A new campaign launched by the Centers for Disease Control and Prevention encourages smokers to talk with their physician about quitting. The “Talk With Your Doctor” campaign also provides materials for physicians to help their patients give up cigarettes.
The Centers for Disease Control and Prevention (CDC) has unveiled a new series of anti-smoking ads designed to appeal to people’s emotions. They follow anti-smoking ads released last year, which the CDC said had a strong impact across the country.
The United States is not on track to meet the government’s goal of reducing cigarette smoking prevalence to 12 percent by 2020, according to a new report by the Centers for Disease Control and Prevention (CDC). An estimated 443,000 people die from cigarette smoking each year, the CDC report states.
While many programs aimed at prescription drug abuse focus on how to stop diversion of medications, an often overlooked but critical issue is preventing and treating opioid overdoses, according to a Brown University researcher.
Sixty percent of the 50 largest U.S. cities are smoke free, according to a new report by the Centers for Disease Control and Prevention. Overall, almost half of Americans are protected by state or local smoke-free laws.
The Centers for Disease Control and Prevention has described the country’s sharp rise in overdoses over the last decade from prescription painkillers, or opioids, as an epidemic. But it can be easy to lose sight of what “epidemic” truly means.
Only 7.6 percent of adult tobacco users were prescribed tobacco cessation medication before 2010, according to a new report by the Centers for Disease Control and Prevention. The findings were part of a report showing that before 2010, almost half of Americans did not receive routine clinical preventive services that can save lives.

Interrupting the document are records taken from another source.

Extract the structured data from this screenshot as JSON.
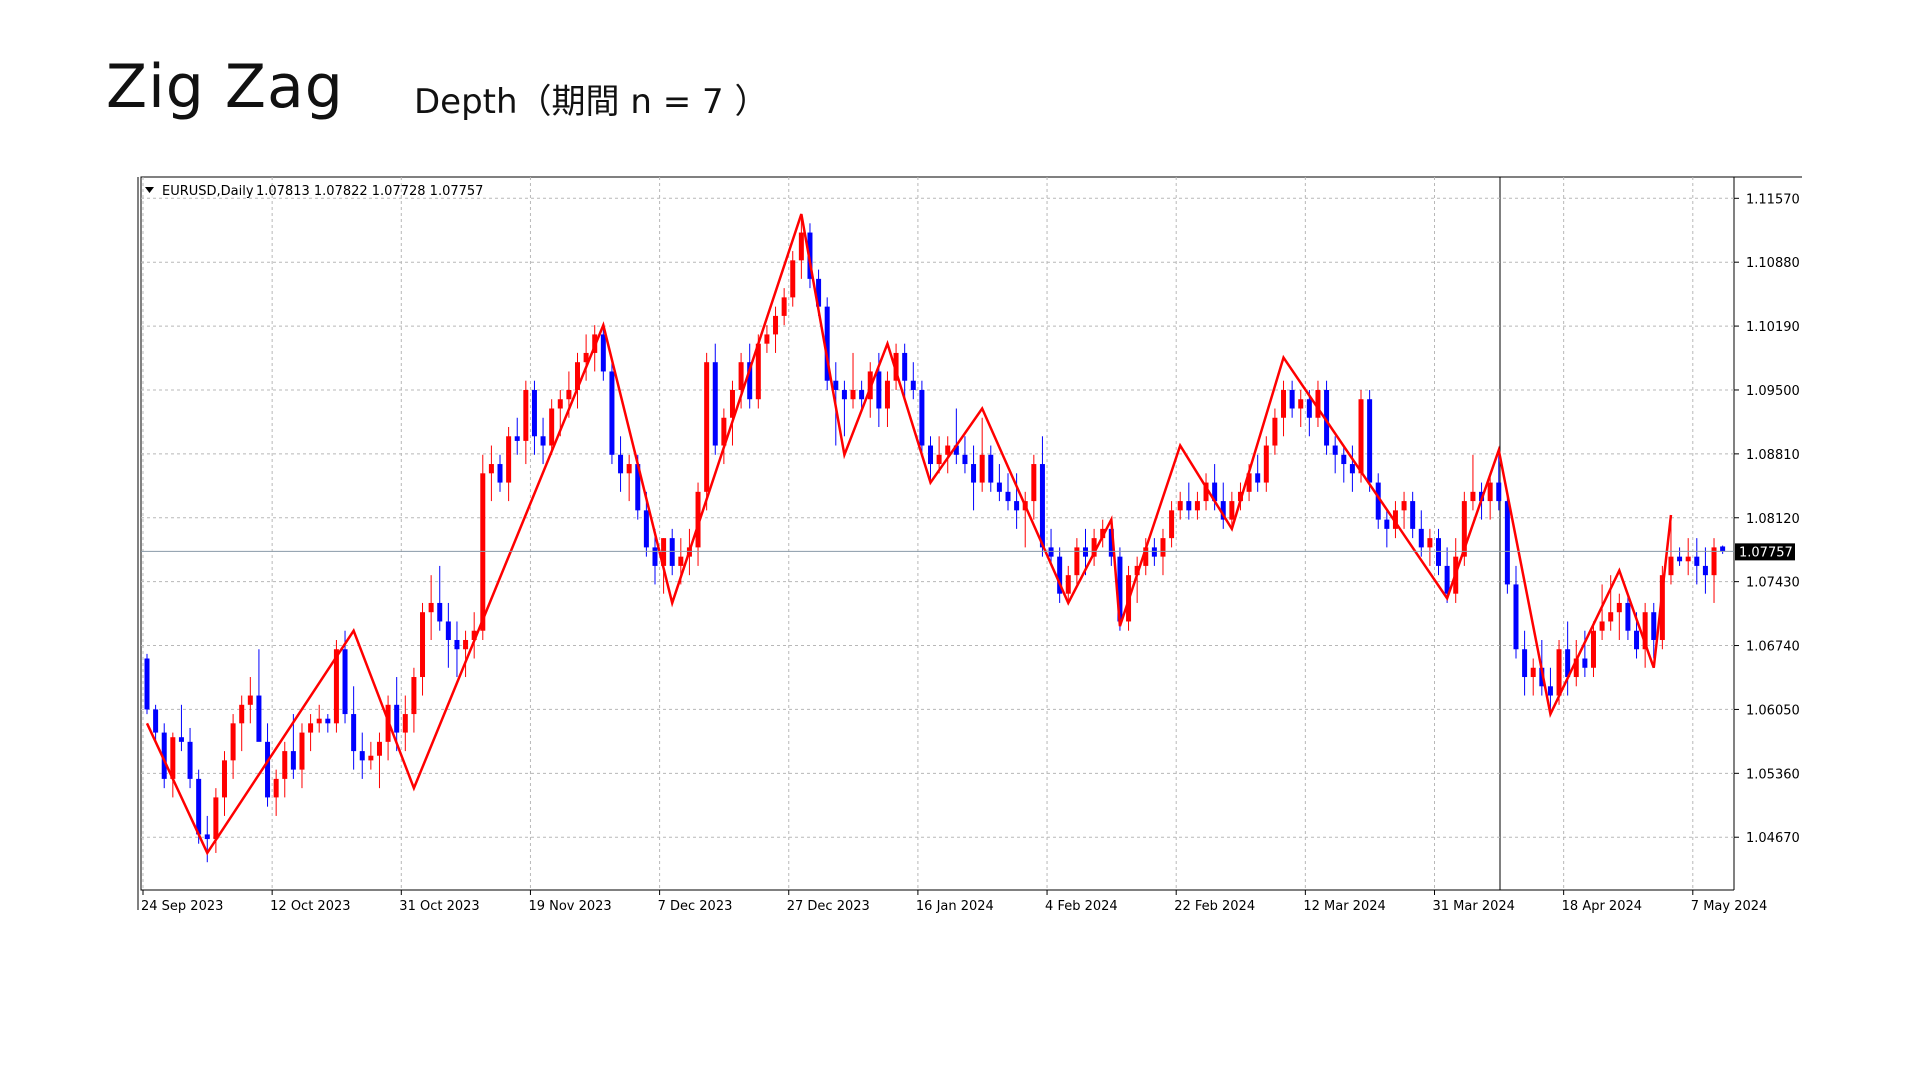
{
  "header": {
    "title": "Zig Zag",
    "subtitle": "Depth（期間 n = 7 ）"
  },
  "chart_data": {
    "type": "candlestick",
    "symbol_label": "EURUSD,Daily",
    "ohlc_label": "1.07813 1.07822 1.07728 1.07757",
    "current_price_label": "1.07757",
    "current_price": 1.07757,
    "ylim": [
      1.041,
      1.118
    ],
    "y_ticks": [
      "1.11570",
      "1.10880",
      "1.10190",
      "1.09500",
      "1.08810",
      "1.08120",
      "1.07430",
      "1.06740",
      "1.06050",
      "1.05360",
      "1.04670"
    ],
    "x_ticks": [
      {
        "label": "24 Sep 2023",
        "index": 0
      },
      {
        "label": "12 Oct 2023",
        "index": 15
      },
      {
        "label": "31 Oct 2023",
        "index": 30
      },
      {
        "label": "19 Nov 2023",
        "index": 45
      },
      {
        "label": "7 Dec 2023",
        "index": 60
      },
      {
        "label": "27 Dec 2023",
        "index": 75
      },
      {
        "label": "16 Jan 2024",
        "index": 90
      },
      {
        "label": "4 Feb 2024",
        "index": 105
      },
      {
        "label": "22 Feb 2024",
        "index": 120
      },
      {
        "label": "12 Mar 2024",
        "index": 135
      },
      {
        "label": "31 Mar 2024",
        "index": 150
      },
      {
        "label": "18 Apr 2024",
        "index": 165
      },
      {
        "label": "7 May 2024",
        "index": 180
      }
    ],
    "grid": true,
    "colors": {
      "up": "#ff0000",
      "down": "#0000ff",
      "zigzag": "#ff0000",
      "grid": "#b8b8b8",
      "price_line": "#8a9aa8"
    },
    "zigzag": [
      {
        "index": 0,
        "price": 1.059
      },
      {
        "index": 7,
        "price": 1.045
      },
      {
        "index": 24,
        "price": 1.069
      },
      {
        "index": 31,
        "price": 1.052
      },
      {
        "index": 53,
        "price": 1.102
      },
      {
        "index": 61,
        "price": 1.072
      },
      {
        "index": 76,
        "price": 1.114
      },
      {
        "index": 81,
        "price": 1.088
      },
      {
        "index": 86,
        "price": 1.1
      },
      {
        "index": 91,
        "price": 1.085
      },
      {
        "index": 97,
        "price": 1.093
      },
      {
        "index": 107,
        "price": 1.072
      },
      {
        "index": 112,
        "price": 1.081
      },
      {
        "index": 113,
        "price": 1.0695
      },
      {
        "index": 120,
        "price": 1.089
      },
      {
        "index": 126,
        "price": 1.08
      },
      {
        "index": 132,
        "price": 1.0985
      },
      {
        "index": 151,
        "price": 1.0725
      },
      {
        "index": 157,
        "price": 1.0885
      },
      {
        "index": 163,
        "price": 1.06
      },
      {
        "index": 171,
        "price": 1.0755
      },
      {
        "index": 175,
        "price": 1.065
      },
      {
        "index": 177,
        "price": 1.0815
      }
    ],
    "candles": [
      [
        1.066,
        1.0665,
        1.06,
        1.0605
      ],
      [
        1.0605,
        1.061,
        1.057,
        1.058
      ],
      [
        1.058,
        1.059,
        1.052,
        1.053
      ],
      [
        1.053,
        1.058,
        1.051,
        1.0575
      ],
      [
        1.0575,
        1.061,
        1.056,
        1.057
      ],
      [
        1.057,
        1.0585,
        1.052,
        1.053
      ],
      [
        1.053,
        1.054,
        1.046,
        1.047
      ],
      [
        1.047,
        1.049,
        1.044,
        1.0465
      ],
      [
        1.0465,
        1.052,
        1.045,
        1.051
      ],
      [
        1.051,
        1.056,
        1.049,
        1.055
      ],
      [
        1.055,
        1.06,
        1.053,
        1.059
      ],
      [
        1.059,
        1.062,
        1.056,
        1.061
      ],
      [
        1.061,
        1.064,
        1.059,
        1.062
      ],
      [
        1.062,
        1.067,
        1.06,
        1.057
      ],
      [
        1.057,
        1.059,
        1.05,
        1.051
      ],
      [
        1.051,
        1.054,
        1.049,
        1.053
      ],
      [
        1.053,
        1.057,
        1.051,
        1.056
      ],
      [
        1.056,
        1.06,
        1.053,
        1.054
      ],
      [
        1.054,
        1.059,
        1.052,
        1.058
      ],
      [
        1.058,
        1.06,
        1.056,
        1.059
      ],
      [
        1.059,
        1.061,
        1.058,
        1.0595
      ],
      [
        1.0595,
        1.06,
        1.058,
        1.059
      ],
      [
        1.059,
        1.068,
        1.058,
        1.067
      ],
      [
        1.067,
        1.069,
        1.059,
        1.06
      ],
      [
        1.06,
        1.063,
        1.054,
        1.056
      ],
      [
        1.056,
        1.058,
        1.053,
        1.055
      ],
      [
        1.055,
        1.057,
        1.054,
        1.0555
      ],
      [
        1.0555,
        1.058,
        1.052,
        1.057
      ],
      [
        1.057,
        1.062,
        1.055,
        1.061
      ],
      [
        1.061,
        1.064,
        1.056,
        1.058
      ],
      [
        1.058,
        1.062,
        1.056,
        1.06
      ],
      [
        1.06,
        1.065,
        1.058,
        1.064
      ],
      [
        1.064,
        1.072,
        1.062,
        1.071
      ],
      [
        1.071,
        1.075,
        1.068,
        1.072
      ],
      [
        1.072,
        1.076,
        1.069,
        1.07
      ],
      [
        1.07,
        1.072,
        1.065,
        1.068
      ],
      [
        1.068,
        1.07,
        1.064,
        1.067
      ],
      [
        1.067,
        1.069,
        1.064,
        1.068
      ],
      [
        1.068,
        1.071,
        1.066,
        1.069
      ],
      [
        1.069,
        1.088,
        1.068,
        1.086
      ],
      [
        1.086,
        1.089,
        1.083,
        1.087
      ],
      [
        1.087,
        1.088,
        1.084,
        1.085
      ],
      [
        1.085,
        1.091,
        1.083,
        1.09
      ],
      [
        1.09,
        1.092,
        1.088,
        1.0895
      ],
      [
        1.0895,
        1.096,
        1.087,
        1.095
      ],
      [
        1.095,
        1.096,
        1.088,
        1.09
      ],
      [
        1.09,
        1.092,
        1.087,
        1.089
      ],
      [
        1.089,
        1.094,
        1.088,
        1.093
      ],
      [
        1.093,
        1.095,
        1.09,
        1.094
      ],
      [
        1.094,
        1.097,
        1.092,
        1.095
      ],
      [
        1.095,
        1.099,
        1.093,
        1.098
      ],
      [
        1.098,
        1.101,
        1.096,
        1.099
      ],
      [
        1.099,
        1.102,
        1.097,
        1.101
      ],
      [
        1.101,
        1.102,
        1.096,
        1.097
      ],
      [
        1.097,
        1.098,
        1.087,
        1.088
      ],
      [
        1.088,
        1.09,
        1.084,
        1.086
      ],
      [
        1.086,
        1.088,
        1.083,
        1.087
      ],
      [
        1.087,
        1.088,
        1.081,
        1.082
      ],
      [
        1.082,
        1.084,
        1.077,
        1.078
      ],
      [
        1.078,
        1.08,
        1.074,
        1.076
      ],
      [
        1.076,
        1.079,
        1.073,
        1.079
      ],
      [
        1.079,
        1.08,
        1.075,
        1.076
      ],
      [
        1.076,
        1.079,
        1.074,
        1.077
      ],
      [
        1.077,
        1.08,
        1.075,
        1.078
      ],
      [
        1.078,
        1.085,
        1.076,
        1.084
      ],
      [
        1.084,
        1.099,
        1.082,
        1.098
      ],
      [
        1.098,
        1.1,
        1.088,
        1.089
      ],
      [
        1.089,
        1.093,
        1.087,
        1.092
      ],
      [
        1.092,
        1.096,
        1.089,
        1.095
      ],
      [
        1.095,
        1.099,
        1.093,
        1.098
      ],
      [
        1.098,
        1.1,
        1.093,
        1.094
      ],
      [
        1.094,
        1.101,
        1.093,
        1.1
      ],
      [
        1.1,
        1.102,
        1.099,
        1.101
      ],
      [
        1.101,
        1.104,
        1.099,
        1.103
      ],
      [
        1.103,
        1.106,
        1.102,
        1.105
      ],
      [
        1.105,
        1.11,
        1.104,
        1.109
      ],
      [
        1.109,
        1.114,
        1.107,
        1.112
      ],
      [
        1.112,
        1.113,
        1.106,
        1.107
      ],
      [
        1.107,
        1.108,
        1.103,
        1.104
      ],
      [
        1.104,
        1.105,
        1.095,
        1.096
      ],
      [
        1.096,
        1.098,
        1.089,
        1.095
      ],
      [
        1.095,
        1.096,
        1.09,
        1.094
      ],
      [
        1.094,
        1.099,
        1.093,
        1.095
      ],
      [
        1.095,
        1.096,
        1.093,
        1.094
      ],
      [
        1.094,
        1.098,
        1.092,
        1.097
      ],
      [
        1.097,
        1.099,
        1.091,
        1.093
      ],
      [
        1.093,
        1.097,
        1.091,
        1.096
      ],
      [
        1.096,
        1.1,
        1.095,
        1.099
      ],
      [
        1.099,
        1.1,
        1.094,
        1.096
      ],
      [
        1.096,
        1.098,
        1.094,
        1.095
      ],
      [
        1.095,
        1.096,
        1.088,
        1.089
      ],
      [
        1.089,
        1.09,
        1.085,
        1.087
      ],
      [
        1.087,
        1.09,
        1.086,
        1.088
      ],
      [
        1.088,
        1.09,
        1.086,
        1.089
      ],
      [
        1.089,
        1.093,
        1.087,
        1.088
      ],
      [
        1.088,
        1.09,
        1.086,
        1.087
      ],
      [
        1.087,
        1.089,
        1.082,
        1.085
      ],
      [
        1.085,
        1.092,
        1.084,
        1.088
      ],
      [
        1.088,
        1.089,
        1.084,
        1.085
      ],
      [
        1.085,
        1.087,
        1.083,
        1.084
      ],
      [
        1.084,
        1.086,
        1.082,
        1.083
      ],
      [
        1.083,
        1.086,
        1.08,
        1.082
      ],
      [
        1.082,
        1.084,
        1.078,
        1.083
      ],
      [
        1.083,
        1.088,
        1.081,
        1.087
      ],
      [
        1.087,
        1.09,
        1.077,
        1.078
      ],
      [
        1.078,
        1.08,
        1.076,
        1.077
      ],
      [
        1.077,
        1.078,
        1.072,
        1.073
      ],
      [
        1.073,
        1.076,
        1.072,
        1.075
      ],
      [
        1.075,
        1.079,
        1.074,
        1.078
      ],
      [
        1.078,
        1.08,
        1.075,
        1.077
      ],
      [
        1.077,
        1.08,
        1.076,
        1.079
      ],
      [
        1.079,
        1.081,
        1.078,
        1.08
      ],
      [
        1.08,
        1.081,
        1.076,
        1.077
      ],
      [
        1.077,
        1.078,
        1.069,
        1.07
      ],
      [
        1.07,
        1.076,
        1.069,
        1.075
      ],
      [
        1.075,
        1.077,
        1.072,
        1.076
      ],
      [
        1.076,
        1.079,
        1.075,
        1.078
      ],
      [
        1.078,
        1.079,
        1.076,
        1.077
      ],
      [
        1.077,
        1.08,
        1.075,
        1.079
      ],
      [
        1.079,
        1.083,
        1.078,
        1.082
      ],
      [
        1.082,
        1.084,
        1.081,
        1.083
      ],
      [
        1.083,
        1.085,
        1.081,
        1.082
      ],
      [
        1.082,
        1.084,
        1.081,
        1.083
      ],
      [
        1.083,
        1.086,
        1.082,
        1.085
      ],
      [
        1.085,
        1.087,
        1.082,
        1.083
      ],
      [
        1.083,
        1.085,
        1.08,
        1.081
      ],
      [
        1.081,
        1.084,
        1.08,
        1.083
      ],
      [
        1.083,
        1.085,
        1.082,
        1.084
      ],
      [
        1.084,
        1.087,
        1.083,
        1.086
      ],
      [
        1.086,
        1.088,
        1.084,
        1.085
      ],
      [
        1.085,
        1.09,
        1.084,
        1.089
      ],
      [
        1.089,
        1.093,
        1.088,
        1.092
      ],
      [
        1.092,
        1.096,
        1.09,
        1.095
      ],
      [
        1.095,
        1.096,
        1.092,
        1.093
      ],
      [
        1.093,
        1.095,
        1.091,
        1.094
      ],
      [
        1.094,
        1.095,
        1.09,
        1.092
      ],
      [
        1.092,
        1.096,
        1.091,
        1.095
      ],
      [
        1.095,
        1.096,
        1.088,
        1.089
      ],
      [
        1.089,
        1.09,
        1.086,
        1.088
      ],
      [
        1.088,
        1.089,
        1.085,
        1.087
      ],
      [
        1.087,
        1.089,
        1.084,
        1.086
      ],
      [
        1.086,
        1.095,
        1.085,
        1.094
      ],
      [
        1.094,
        1.095,
        1.084,
        1.085
      ],
      [
        1.085,
        1.086,
        1.08,
        1.081
      ],
      [
        1.081,
        1.082,
        1.078,
        1.08
      ],
      [
        1.08,
        1.083,
        1.079,
        1.082
      ],
      [
        1.082,
        1.084,
        1.08,
        1.083
      ],
      [
        1.083,
        1.084,
        1.079,
        1.08
      ],
      [
        1.08,
        1.082,
        1.077,
        1.078
      ],
      [
        1.078,
        1.08,
        1.076,
        1.079
      ],
      [
        1.079,
        1.08,
        1.075,
        1.076
      ],
      [
        1.076,
        1.078,
        1.072,
        1.073
      ],
      [
        1.073,
        1.079,
        1.072,
        1.077
      ],
      [
        1.077,
        1.084,
        1.076,
        1.083
      ],
      [
        1.083,
        1.088,
        1.082,
        1.084
      ],
      [
        1.084,
        1.085,
        1.081,
        1.083
      ],
      [
        1.083,
        1.086,
        1.081,
        1.085
      ],
      [
        1.085,
        1.088,
        1.082,
        1.083
      ],
      [
        1.083,
        1.084,
        1.073,
        1.074
      ],
      [
        1.074,
        1.076,
        1.066,
        1.067
      ],
      [
        1.067,
        1.069,
        1.062,
        1.064
      ],
      [
        1.064,
        1.066,
        1.062,
        1.065
      ],
      [
        1.065,
        1.068,
        1.062,
        1.063
      ],
      [
        1.063,
        1.065,
        1.06,
        1.062
      ],
      [
        1.062,
        1.068,
        1.061,
        1.067
      ],
      [
        1.067,
        1.07,
        1.062,
        1.064
      ],
      [
        1.064,
        1.068,
        1.063,
        1.066
      ],
      [
        1.066,
        1.069,
        1.064,
        1.065
      ],
      [
        1.065,
        1.07,
        1.064,
        1.069
      ],
      [
        1.069,
        1.074,
        1.068,
        1.07
      ],
      [
        1.07,
        1.075,
        1.069,
        1.071
      ],
      [
        1.071,
        1.073,
        1.068,
        1.072
      ],
      [
        1.072,
        1.073,
        1.068,
        1.069
      ],
      [
        1.069,
        1.071,
        1.066,
        1.067
      ],
      [
        1.067,
        1.072,
        1.065,
        1.071
      ],
      [
        1.071,
        1.072,
        1.066,
        1.068
      ],
      [
        1.068,
        1.076,
        1.067,
        1.075
      ],
      [
        1.075,
        1.081,
        1.074,
        1.077
      ],
      [
        1.077,
        1.078,
        1.076,
        1.0765
      ],
      [
        1.0765,
        1.079,
        1.075,
        1.077
      ],
      [
        1.077,
        1.079,
        1.074,
        1.076
      ],
      [
        1.076,
        1.078,
        1.073,
        1.075
      ],
      [
        1.075,
        1.079,
        1.072,
        1.078
      ],
      [
        1.0781,
        1.0782,
        1.0773,
        1.0776
      ]
    ]
  }
}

A new government-sponsored ad campaign, which features former smokers who discuss the negative health consequences of smoking, has led to a doubling of calls to a toll-free telephone hotline designed to help people quit smoking.
Eight states raised cigarette taxes between 2010 and 2011, compared with 15 states in 2009, according to a new report by the Centers for Disease Control and Prevention (CDC). As cigarette prices go up, smoking rates decline, according to the CDC.
A new government program aims to protect young children from accidental drug overdoses. The Centers for Disease Control and Prevention announced the “Up and Away and Out of Sight” program, to teach parents how to keep medications out of the hands of young children.
The number of Americans who died from overdoses of prescription painkillers more than tripled in the past decade, according to the Centers for Disease Control and Prevention. More people now die from painkillers than from heroin and cocaine combined.
The costs to society from excessive drinking add up to $2 per drink, according to the Centers for Disease Control and Prevention. The costs include lost work productivity, medical expenses and property damage from car crashes.
Almost one-third of workers in mining, construction, and the accommodation and food service industries smoke, compared with about 20 percent of the general U.S. adult population, according to a new survey by the Centers for Disease Control and Prevention.
A new report by the Centers for Disease Control and Prevention (CDC) shows fewer adults are smoking cigarettes in the United States. An estimated 19.3 percent of adults smoked in 2010, down from 20.9 percent in 2005, according to the CDC.